(Beginning of DATA TO USE)

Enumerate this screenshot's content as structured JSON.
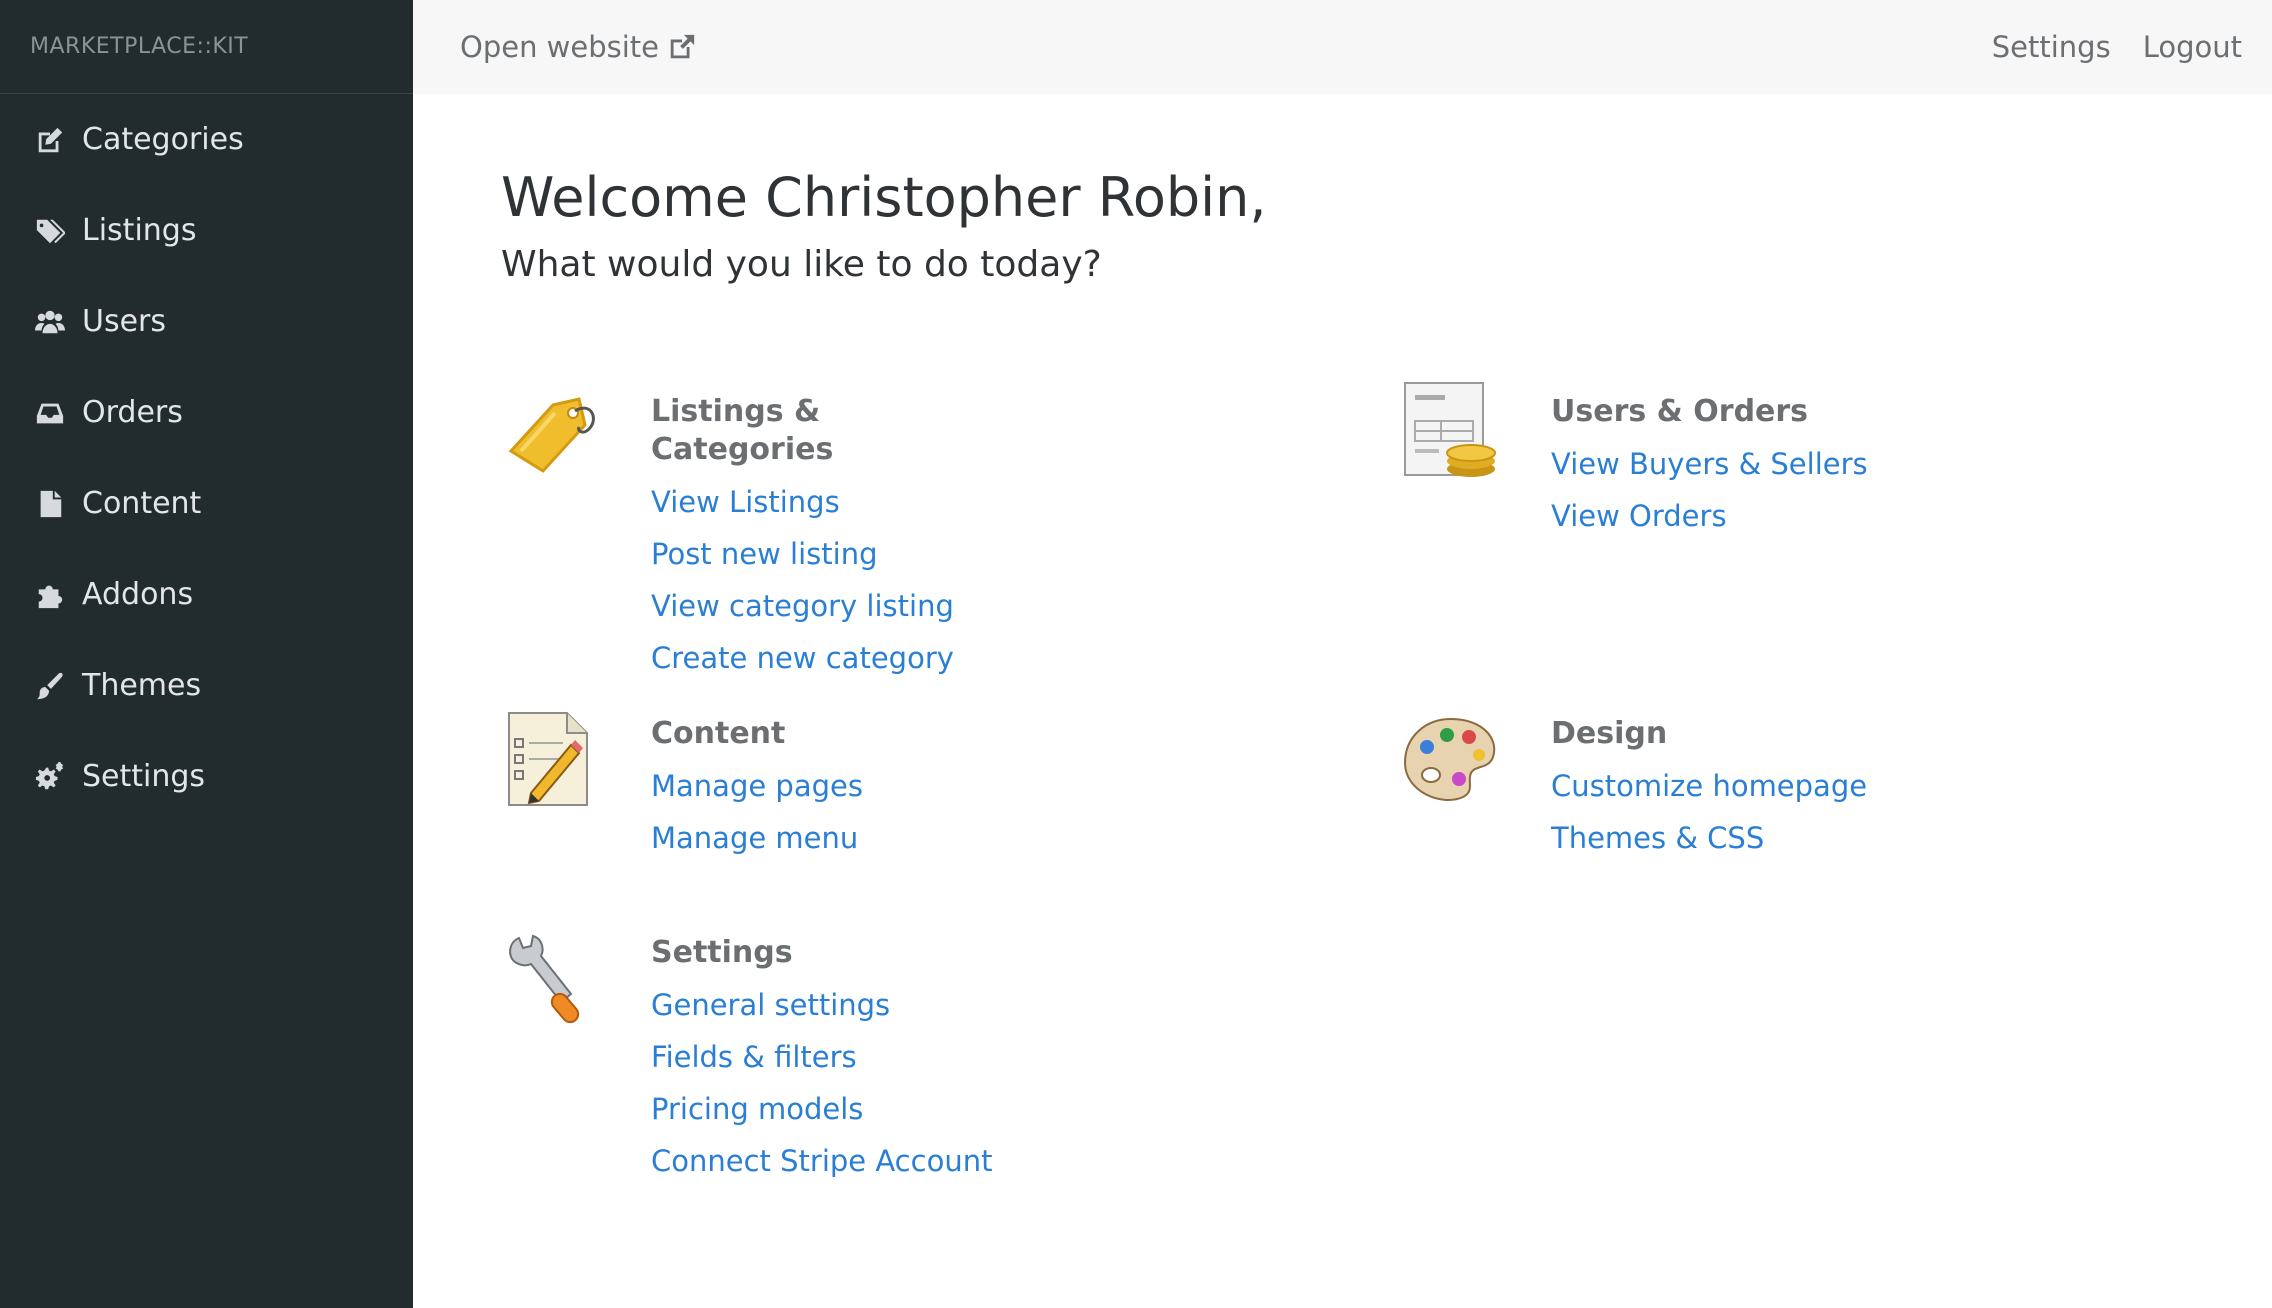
{
  "sidebar": {
    "brand": "MARKETPLACE::KIT",
    "items": [
      {
        "label": "Categories",
        "icon": "edit-icon"
      },
      {
        "label": "Listings",
        "icon": "tags-icon"
      },
      {
        "label": "Users",
        "icon": "users-icon"
      },
      {
        "label": "Orders",
        "icon": "inbox-icon"
      },
      {
        "label": "Content",
        "icon": "file-icon"
      },
      {
        "label": "Addons",
        "icon": "puzzle-icon"
      },
      {
        "label": "Themes",
        "icon": "brush-icon"
      },
      {
        "label": "Settings",
        "icon": "gears-icon"
      }
    ]
  },
  "topbar": {
    "open_website": "Open website",
    "settings": "Settings",
    "logout": "Logout"
  },
  "main": {
    "welcome": "Welcome Christopher Robin,",
    "subtitle": "What would you like to do today?",
    "sections": {
      "listings": {
        "title": "Listings & Categories",
        "icon": "price-tag-icon",
        "links": [
          "View Listings",
          "Post new listing",
          "View category listing",
          "Create new category"
        ]
      },
      "users": {
        "title": "Users & Orders",
        "icon": "invoice-coins-icon",
        "links": [
          "View Buyers & Sellers",
          "View Orders"
        ]
      },
      "content": {
        "title": "Content",
        "icon": "notepad-pencil-icon",
        "links": [
          "Manage pages",
          "Manage menu"
        ]
      },
      "design": {
        "title": "Design",
        "icon": "paint-palette-icon",
        "links": [
          "Customize homepage",
          "Themes & CSS"
        ]
      },
      "settings": {
        "title": "Settings",
        "icon": "wrench-icon",
        "links": [
          "General settings",
          "Fields & filters",
          "Pricing models",
          "Connect Stripe Account"
        ]
      }
    }
  },
  "colors": {
    "sidebar_bg": "#222b2e",
    "link": "#2a7fd4",
    "heading": "#6b6f72"
  }
}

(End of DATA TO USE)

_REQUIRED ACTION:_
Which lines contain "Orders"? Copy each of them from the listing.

_FINAL ANSWER:_
        "label": "Orders",
        "title": "Users & Orders",
          "View Orders"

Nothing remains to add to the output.